====== Data supplied

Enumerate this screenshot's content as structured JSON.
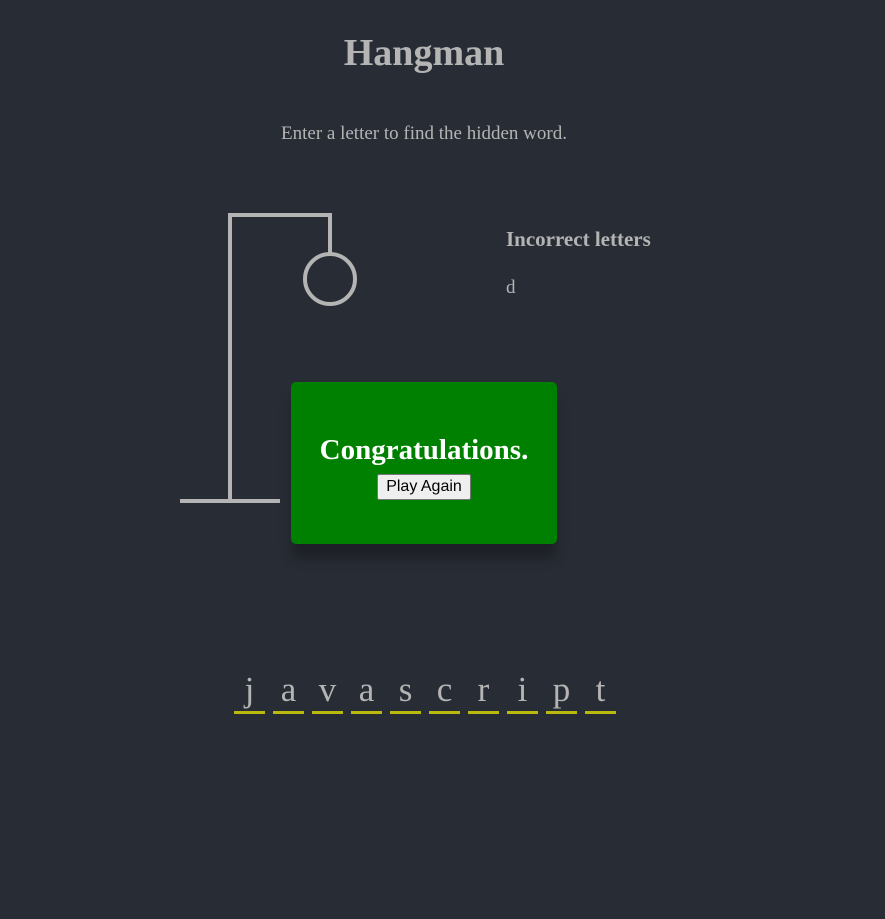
{
  "header": {
    "title": "Hangman",
    "subtitle": "Enter a letter to find the hidden word."
  },
  "wrong_letters": {
    "title": "Incorrect letters",
    "letters": "d"
  },
  "popup": {
    "message": "Congratulations.",
    "play_again_label": "Play Again"
  },
  "word": {
    "letters": [
      "j",
      "a",
      "v",
      "a",
      "s",
      "c",
      "r",
      "i",
      "p",
      "t"
    ]
  },
  "colors": {
    "background": "#282d35",
    "popup_background": "#008000",
    "letter_underline": "#b9b90e",
    "figure_stroke": "#b4b4b4"
  }
}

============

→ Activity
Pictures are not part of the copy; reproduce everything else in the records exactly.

→ Task output
Enumerate this screenshot's content as structured JSON.
{
  "header": {
    "title": "Hangman",
    "subtitle": "Enter a letter to find the hidden word."
  },
  "wrong_letters": {
    "title": "Incorrect letters",
    "letters": "d"
  },
  "popup": {
    "message": "Congratulations.",
    "play_again_label": "Play Again"
  },
  "word": {
    "letters": [
      "j",
      "a",
      "v",
      "a",
      "s",
      "c",
      "r",
      "i",
      "p",
      "t"
    ]
  },
  "colors": {
    "background": "#282d35",
    "popup_background": "#008000",
    "letter_underline": "#b9b90e",
    "figure_stroke": "#b4b4b4"
  }
}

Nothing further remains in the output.